Source data
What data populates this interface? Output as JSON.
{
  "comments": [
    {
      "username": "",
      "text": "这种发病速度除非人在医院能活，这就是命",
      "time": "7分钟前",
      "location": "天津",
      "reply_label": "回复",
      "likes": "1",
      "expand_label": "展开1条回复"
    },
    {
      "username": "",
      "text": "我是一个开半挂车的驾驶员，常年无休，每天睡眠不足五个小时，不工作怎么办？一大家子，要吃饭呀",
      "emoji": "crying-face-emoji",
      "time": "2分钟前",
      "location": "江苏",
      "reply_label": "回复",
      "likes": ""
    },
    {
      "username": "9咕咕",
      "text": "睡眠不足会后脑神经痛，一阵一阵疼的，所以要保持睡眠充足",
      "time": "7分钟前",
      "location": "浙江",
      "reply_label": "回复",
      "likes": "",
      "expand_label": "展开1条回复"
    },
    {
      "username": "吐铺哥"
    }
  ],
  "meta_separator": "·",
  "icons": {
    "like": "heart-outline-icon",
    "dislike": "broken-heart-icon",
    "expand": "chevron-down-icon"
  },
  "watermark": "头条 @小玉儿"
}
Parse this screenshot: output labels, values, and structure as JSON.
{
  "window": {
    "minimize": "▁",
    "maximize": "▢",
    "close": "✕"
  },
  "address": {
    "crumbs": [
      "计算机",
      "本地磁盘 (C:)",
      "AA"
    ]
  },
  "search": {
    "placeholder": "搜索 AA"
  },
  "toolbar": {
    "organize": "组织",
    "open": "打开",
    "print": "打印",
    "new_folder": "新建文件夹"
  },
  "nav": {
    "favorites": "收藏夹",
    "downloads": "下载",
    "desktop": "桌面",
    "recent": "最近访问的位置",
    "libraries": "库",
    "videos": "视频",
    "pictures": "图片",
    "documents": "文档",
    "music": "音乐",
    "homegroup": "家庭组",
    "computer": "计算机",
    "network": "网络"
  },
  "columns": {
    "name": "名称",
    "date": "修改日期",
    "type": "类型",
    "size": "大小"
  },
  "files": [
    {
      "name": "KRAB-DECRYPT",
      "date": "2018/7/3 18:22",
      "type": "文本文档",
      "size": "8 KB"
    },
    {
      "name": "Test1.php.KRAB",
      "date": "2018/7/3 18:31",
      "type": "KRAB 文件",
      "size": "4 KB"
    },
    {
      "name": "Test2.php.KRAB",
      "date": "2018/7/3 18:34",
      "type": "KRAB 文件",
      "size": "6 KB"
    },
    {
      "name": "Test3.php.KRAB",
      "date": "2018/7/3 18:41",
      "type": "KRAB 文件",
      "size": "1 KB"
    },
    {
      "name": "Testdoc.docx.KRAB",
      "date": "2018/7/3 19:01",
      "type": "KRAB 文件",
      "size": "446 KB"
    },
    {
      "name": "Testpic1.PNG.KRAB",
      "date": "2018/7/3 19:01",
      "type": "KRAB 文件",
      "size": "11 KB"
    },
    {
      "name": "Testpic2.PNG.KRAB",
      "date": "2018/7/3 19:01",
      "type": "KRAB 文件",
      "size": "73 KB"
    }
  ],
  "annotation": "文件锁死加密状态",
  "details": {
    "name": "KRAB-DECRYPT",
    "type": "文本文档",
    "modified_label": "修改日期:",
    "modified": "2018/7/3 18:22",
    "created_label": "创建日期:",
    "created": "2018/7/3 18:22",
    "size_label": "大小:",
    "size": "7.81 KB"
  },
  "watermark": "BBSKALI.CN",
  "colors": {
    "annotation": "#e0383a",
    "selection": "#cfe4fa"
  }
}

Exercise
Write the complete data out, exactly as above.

Exercise answer
What data populates this interface? Output as JSON.
{
  "comments": [
    {
      "username": "",
      "text": "这种发病速度除非人在医院能活，这就是命",
      "time": "7分钟前",
      "location": "天津",
      "reply_label": "回复",
      "likes": "1",
      "expand_label": "展开1条回复"
    },
    {
      "username": "",
      "text": "我是一个开半挂车的驾驶员，常年无休，每天睡眠不足五个小时，不工作怎么办？一大家子，要吃饭呀",
      "emoji": "crying-face-emoji",
      "time": "2分钟前",
      "location": "江苏",
      "reply_label": "回复",
      "likes": ""
    },
    {
      "username": "9咕咕",
      "text": "睡眠不足会后脑神经痛，一阵一阵疼的，所以要保持睡眠充足",
      "time": "7分钟前",
      "location": "浙江",
      "reply_label": "回复",
      "likes": "",
      "expand_label": "展开1条回复"
    },
    {
      "username": "吐铺哥"
    }
  ],
  "meta_separator": "·",
  "icons": {
    "like": "heart-outline-icon",
    "dislike": "broken-heart-icon",
    "expand": "chevron-down-icon"
  },
  "watermark": "头条 @小玉儿"
}
Parse this screenshot: output labels, values, and structure as JSON.
{
  "window": {
    "minimize": "▁",
    "maximize": "▢",
    "close": "✕"
  },
  "address": {
    "crumbs": [
      "计算机",
      "本地磁盘 (C:)",
      "AA"
    ]
  },
  "search": {
    "placeholder": "搜索 AA"
  },
  "toolbar": {
    "organize": "组织",
    "open": "打开",
    "print": "打印",
    "new_folder": "新建文件夹"
  },
  "nav": {
    "favorites": "收藏夹",
    "downloads": "下载",
    "desktop": "桌面",
    "recent": "最近访问的位置",
    "libraries": "库",
    "videos": "视频",
    "pictures": "图片",
    "documents": "文档",
    "music": "音乐",
    "homegroup": "家庭组",
    "computer": "计算机",
    "network": "网络"
  },
  "columns": {
    "name": "名称",
    "date": "修改日期",
    "type": "类型",
    "size": "大小"
  },
  "files": [
    {
      "name": "KRAB-DECRYPT",
      "date": "2018/7/3 18:22",
      "type": "文本文档",
      "size": "8 KB"
    },
    {
      "name": "Test1.php.KRAB",
      "date": "2018/7/3 18:31",
      "type": "KRAB 文件",
      "size": "4 KB"
    },
    {
      "name": "Test2.php.KRAB",
      "date": "2018/7/3 18:34",
      "type": "KRAB 文件",
      "size": "6 KB"
    },
    {
      "name": "Test3.php.KRAB",
      "date": "2018/7/3 18:41",
      "type": "KRAB 文件",
      "size": "1 KB"
    },
    {
      "name": "Testdoc.docx.KRAB",
      "date": "2018/7/3 19:01",
      "type": "KRAB 文件",
      "size": "446 KB"
    },
    {
      "name": "Testpic1.PNG.KRAB",
      "date": "2018/7/3 19:01",
      "type": "KRAB 文件",
      "size": "11 KB"
    },
    {
      "name": "Testpic2.PNG.KRAB",
      "date": "2018/7/3 19:01",
      "type": "KRAB 文件",
      "size": "73 KB"
    }
  ],
  "annotation": "文件锁死加密状态",
  "details": {
    "name": "KRAB-DECRYPT",
    "type": "文本文档",
    "modified_label": "修改日期:",
    "modified": "2018/7/3 18:22",
    "created_label": "创建日期:",
    "created": "2018/7/3 18:22",
    "size_label": "大小:",
    "size": "7.81 KB"
  },
  "watermark": "BBSKALI.CN",
  "colors": {
    "annotation": "#e0383a",
    "selection": "#cfe4fa"
  }
}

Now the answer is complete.